Report: Growth in Sierra puts more homes and lives at risk for catastrophic fire
Major wildland blazes like the Angora fire in June will become more common and more destructive if current growth patterns continue, according to a report released today by the Sierra Nevada Alliance.
The report “Dangerous Development: Wildfire and Rural Sprawl in the Sierra Nevada” found that between 1990 and 2000, the number of people living in extreme or very high fire threat areas of the Sierra increased by 16 percent.
The Alliance released the results of two years of research documenting what it says are sprawling patterns of growth in the Sierra that are more expensive and dangerous to protect from wildfire.
As the Sierra continues to grow, the trend of more development in wildfire-hazard areas will continue, the report states. The alliance estimates the population of Sierra Nevada communities will triple by 2040. The report concludes 94 percent of the land slated for residential development is in areas considered “extreme” or “very high” fire threat.
When homes are scattered in remote, rugged locations, it is very difficult for firefighters to reach those homes in time, safely evacuate residents, and defend the homes from approaching wildfire, the report states. Roads are often too narrow for fire trucks to navigate, and there are no fire hydrants or other sources of water for firefighters to use. There is often more flammable vegetation in these sprawling, remote areas, making it easier for fires to get out of control and threaten the lives of residents and firefighters, according to the report.
“Every day we are building new houses in extremely dangerous parts of California and the Sierra,’ said Autumn Bernstein, land use coordinator for the South Lake Tahoe-based Sierra Nevada Alliance and the author of the report. “This should be a wake-up call that destructive wildfires like the recent Angora fire in Lake Tahoe will become more common, unless we all start working together to plan ‘fire-smart’ communities.”
In contrast, denser patterns of development, like those in historic downtown Truckee, Nevada City or Quincy, are safer and cheaper to defend from wildfire.
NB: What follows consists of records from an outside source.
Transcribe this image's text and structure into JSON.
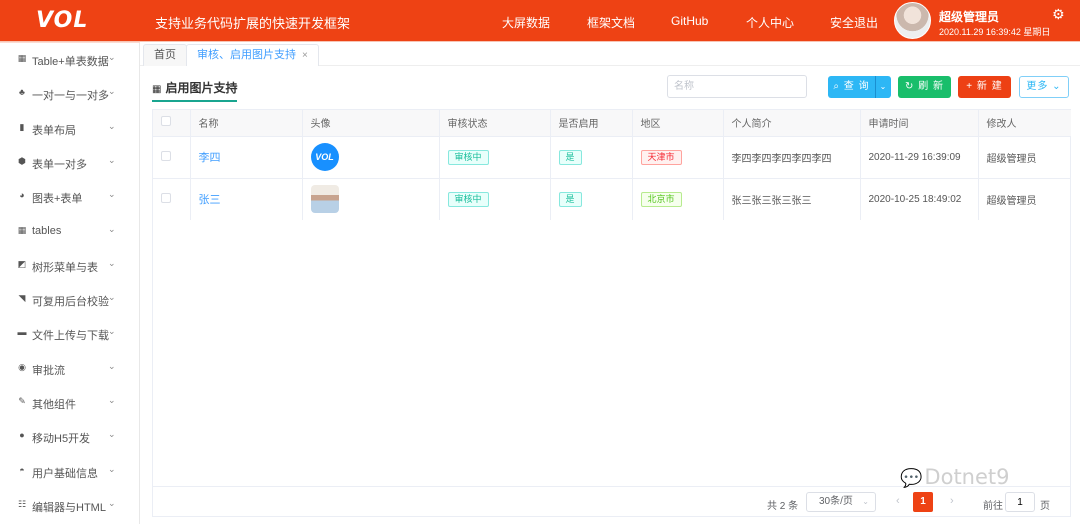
{
  "header": {
    "logo": "VOL",
    "slogan": "支持业务代码扩展的快速开发框架",
    "nav": [
      "大屏数据",
      "框架文档",
      "GitHub",
      "个人中心",
      "安全退出"
    ],
    "user_name": "超级管理员",
    "datetime": "2020.11.29 16:39:42 星期日",
    "settings_icon": "⚙",
    "brand_color": "#ee4214"
  },
  "sidebar": {
    "items": [
      {
        "icon": "grid-icon",
        "glyph": "▦",
        "label": "Table+单表数据"
      },
      {
        "icon": "cubes-icon",
        "glyph": "♣",
        "label": "一对一与一对多"
      },
      {
        "icon": "bar-chart-icon",
        "glyph": "▮",
        "label": "表单布局"
      },
      {
        "icon": "cube-icon",
        "glyph": "⬢",
        "label": "表单一对多"
      },
      {
        "icon": "pie-chart-icon",
        "glyph": "◕",
        "label": "图表+表单"
      },
      {
        "icon": "grid-icon",
        "glyph": "▦",
        "label": "tables"
      },
      {
        "icon": "area-chart-icon",
        "glyph": "◩",
        "label": "树形菜单与表"
      },
      {
        "icon": "rss-icon",
        "glyph": "◥",
        "label": "可复用后台校验"
      },
      {
        "icon": "folder-icon",
        "glyph": "▬",
        "label": "文件上传与下载"
      },
      {
        "icon": "dribbble-icon",
        "glyph": "◉",
        "label": "审批流"
      },
      {
        "icon": "wrench-icon",
        "glyph": "✎",
        "label": "其他组件"
      },
      {
        "icon": "apple-icon",
        "glyph": "●",
        "label": "移动H5开发"
      },
      {
        "icon": "user-group-icon",
        "glyph": "◓",
        "label": "用户基础信息"
      },
      {
        "icon": "sliders-icon",
        "glyph": "☷",
        "label": "编辑器与HTML"
      }
    ],
    "chevron": "⌄"
  },
  "tabs": [
    {
      "label": "首页",
      "active": false
    },
    {
      "label": "审核、启用图片支持",
      "active": true,
      "close": "×"
    }
  ],
  "panel": {
    "title": "启用图片支持",
    "title_icon": "▦",
    "search_placeholder": "名称",
    "buttons": {
      "query": "⌕ 查 询",
      "query_drop": "⌄",
      "refresh": "↻ 刷 新",
      "new": "+ 新 建",
      "more": "更多 ⌄"
    }
  },
  "table": {
    "columns": [
      "名称",
      "头像",
      "审核状态",
      "是否启用",
      "地区",
      "个人简介",
      "申请时间",
      "修改人"
    ],
    "rows": [
      {
        "name": "李四",
        "avatar": "VOL",
        "status": "审核中",
        "enabled": "是",
        "region": "天津市",
        "region_color": "red",
        "bio": "李四李四李四李四李四",
        "apply_time": "2020-11-29 16:39:09",
        "modifier": "超级管理员"
      },
      {
        "name": "张三",
        "avatar": "photo",
        "status": "审核中",
        "enabled": "是",
        "region": "北京市",
        "region_color": "green",
        "bio": "张三张三张三张三",
        "apply_time": "2020-10-25 18:49:02",
        "modifier": "超级管理员"
      }
    ]
  },
  "pager": {
    "total": "共 2 条",
    "page_size": "30条/页",
    "page_size_drop": "⌄",
    "prev": "‹",
    "current": "1",
    "next": "›",
    "goto_label": "前往",
    "goto_value": "1",
    "page_label": "页"
  },
  "watermark": {
    "icon": "wechat-icon",
    "glyph": "💬",
    "text": "Dotnet9"
  }
}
The report demonstrates that these historic communities have a smaller perimeter to defend against an approaching wildfire. Homes are clustered together rather than spread apart, so firefighters can defend many homes at once, the report states. Because there are better roads and centralized water systems, firefighters can more quickly reach fires approaching homes and put them out before they can ignite homes.
“Communities already face huge challenges when it comes to preventing catastrophic wildfire,” said Jay Watson, board member of the California Fire Safe Council. “Developers and local officials need to carefully consider risks to residents and firefighters when deciding where and how our communities grow.”
Clustered development also makes it cheaper and easier to reduce fuels in the surrounding wildlands. When homes are clustered together, the number of acres that need vegetation management to reduce fire danger is dramatically lower than in the case of scattered, low-density development, according to the report.
“We can’t afford to keep growing in unsafe patterns,” said John Pickett, Tahoe Basin Coordinator for the Nevada Fire Safe Council. “As the Sierra grows, we should focus on infill development that will keep our communities safer from wildfire.”
The report recommends that counties and cities in California and the Sierra should focus on fire-smart growth strategies by doing the following:
Focusing new development within existing communities can help minimize new fire danger. Counties and cities should identify infill sites such as vacant lots, empty warehouses and old railroad yards and channel new growth into those sites. A good example of this type of development is the Truckee Railyard project, which will add new houses on a vacant railyard in downtown Truckee.
When there is no more room for infill development, communities should grow outward in a compact and orderly fashion, building new neighborhoods that mirror the historic, compact design of the older community.
Counties and cities should restrict sprawling, low-density growth and leapfrog subdivisions that encroach into wildland areas and increase wildfire danger.
“We can build thriving communities that are safer and sustainable, by practicing ‘fire-smart growth,” said Bernstein. “Or we can continue to build in dangerous patterns, and face more tragedies every fire season to come. The choice is ours.”
For a copy of the full report, visit the Sierra Nevada Alliance Web site after today at: http://www.sierranevadaalliance.org